The Wings Museum is one of only a handful of recovery teams that are actively part of a museum.

We feel it is important that our findings are displayed to the public so that the stories and histories we unearth can be shared for all to see.

What is Aviation Archaeology?

A gun button, control grip and brake lever sees the light of day after 60-odd years

Countless aircraft fell to earth during World War 2, but remarkably few of the crash sites were accurately documented.

Most of the wreckage was taken away at the time or salvaged for scrap, but occasionally it has been possible to recover the remains of a crashed aircraft.
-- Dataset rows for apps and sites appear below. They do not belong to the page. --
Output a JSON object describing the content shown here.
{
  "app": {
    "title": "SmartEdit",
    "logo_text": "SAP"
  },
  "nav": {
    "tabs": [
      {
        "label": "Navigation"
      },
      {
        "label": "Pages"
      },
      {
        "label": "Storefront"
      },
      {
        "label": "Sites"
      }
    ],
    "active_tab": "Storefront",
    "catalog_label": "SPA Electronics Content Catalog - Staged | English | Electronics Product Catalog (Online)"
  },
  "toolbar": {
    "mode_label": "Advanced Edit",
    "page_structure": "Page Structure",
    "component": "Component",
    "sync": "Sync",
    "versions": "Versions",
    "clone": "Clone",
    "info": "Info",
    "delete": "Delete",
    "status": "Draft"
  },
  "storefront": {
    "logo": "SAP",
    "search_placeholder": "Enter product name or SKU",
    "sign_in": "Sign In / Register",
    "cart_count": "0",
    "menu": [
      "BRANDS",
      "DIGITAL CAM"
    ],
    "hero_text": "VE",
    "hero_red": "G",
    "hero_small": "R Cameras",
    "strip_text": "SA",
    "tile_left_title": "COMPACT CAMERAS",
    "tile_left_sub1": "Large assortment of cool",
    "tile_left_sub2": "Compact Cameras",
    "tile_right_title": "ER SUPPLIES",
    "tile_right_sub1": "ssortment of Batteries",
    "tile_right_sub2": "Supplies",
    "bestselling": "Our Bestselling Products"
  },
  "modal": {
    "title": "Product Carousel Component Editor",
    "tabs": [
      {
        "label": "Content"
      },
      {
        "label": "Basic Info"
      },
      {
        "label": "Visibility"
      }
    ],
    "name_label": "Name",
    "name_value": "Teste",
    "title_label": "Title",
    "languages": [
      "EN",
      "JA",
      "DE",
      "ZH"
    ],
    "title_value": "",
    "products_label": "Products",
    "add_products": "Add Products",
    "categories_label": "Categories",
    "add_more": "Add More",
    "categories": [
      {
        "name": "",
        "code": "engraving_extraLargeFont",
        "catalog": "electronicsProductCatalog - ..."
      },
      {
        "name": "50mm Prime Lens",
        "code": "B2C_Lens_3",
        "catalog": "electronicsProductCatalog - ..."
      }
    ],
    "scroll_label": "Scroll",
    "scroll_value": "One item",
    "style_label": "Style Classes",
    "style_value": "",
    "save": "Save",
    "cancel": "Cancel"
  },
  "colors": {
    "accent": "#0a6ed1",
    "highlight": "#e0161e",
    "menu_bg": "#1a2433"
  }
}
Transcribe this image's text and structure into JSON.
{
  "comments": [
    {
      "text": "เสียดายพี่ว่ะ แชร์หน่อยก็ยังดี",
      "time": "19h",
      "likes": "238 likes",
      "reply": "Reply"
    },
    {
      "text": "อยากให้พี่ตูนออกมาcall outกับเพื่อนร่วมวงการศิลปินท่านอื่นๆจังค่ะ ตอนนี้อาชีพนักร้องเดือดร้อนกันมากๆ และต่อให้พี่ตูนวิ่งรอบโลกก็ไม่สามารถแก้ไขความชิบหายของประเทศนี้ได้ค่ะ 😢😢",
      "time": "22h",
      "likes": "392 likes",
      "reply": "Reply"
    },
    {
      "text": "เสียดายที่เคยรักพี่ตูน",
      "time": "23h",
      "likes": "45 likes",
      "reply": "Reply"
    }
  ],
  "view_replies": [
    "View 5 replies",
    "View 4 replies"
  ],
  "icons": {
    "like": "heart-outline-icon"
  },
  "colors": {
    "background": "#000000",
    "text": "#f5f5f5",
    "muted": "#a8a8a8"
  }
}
Such items as Engines, Propellers, Under-carriage, Tyres, Instruments, Controls and many more fascinating artefacts can be recovered. If the ground conditions are such, then it is possible for an aircraft to penetrate the ground 30 feet or more.


Mustang III – FX876

Pilot: Warrant Officer Aleksander Pietrzak (P783147) Tragically Killed

Spitfire Mk1A P9375 – 53 OTU from RAF Heston

P9375 Crashed at Toovies Farm near Horley in Surrey. Sgt. W.M. Krebs (NZ402194) RNZAF New Zealander bailed out, aircraft spun into the ground.

Beaufighter Mk 1F R2065

Marking the 75th Anniversary of the crash of an RAF Redhill based Bristol Beaufighter Mk1f that crashed in the night 30th of October 1940 when the aircraft hit trees on high ground […]


Wings Museum Excavations…

All of the Wings Museum’s excavations are performed with the correct permissions and licences. It is not without hours of extensive research, and gathering of information from archives and eye-witnesses, that an excavation can be carried out.

The Wings Museum have a proud record of leaving the land in an “as found” state after a particular recovery is completed. We are particularly thankful to the co-operation of an otherwise busy farmer or landowner that makes a recovery possible. It is vital that an effort is made now to accurately record these events before the stories are lost forever.

The Wings Museum carries out all of its excavations in a safe and professional manor and is fully insured for its recovery operations. Occasionally a local Archaeology Group is invited to take part and in most instances some representative parts are left for display in public places within the area of the recovery.

Each investigation we undertake is fully researched beforehand, and with this stage complete it is then possible to begin the long process of locating the exact point of impact.

Once an approximate area is located we then call in deep searching equipment which locates any deeply buried wreckage and pinpoint it to within a few inches. This prevents any unnecessary digging and keeps disturbance to a minimum. The team will then begin the process of gaining appropriate permission from the Ministry of Defence, and once this is in place it is then possible to carry out the excavation, normally spread over a long weekend.

As soon as parts begin to emerge, preservation techniques are employed to prevent paint from flaking and steel items from rusting. Once the artefacts are safely back at the Museum, the laborious process of identification, preservation and cleaning can be carried out. With this vital work completed the parts are then labelled and displayed within the museum along with the story of the pilot and air crew together with the history of the final flight.

The Law…

The Ministry of Defence (MoD) has instituted a scheme of ‘Licences’ which they grant upon a request from a recovery group or museum. All crash sites in the UK are protected by the Protection of Military Remains Act and it is illegal to recover aircraft parts without an MOD Licence. This act prevents individuals interfering with any military remains without proper MoD permission.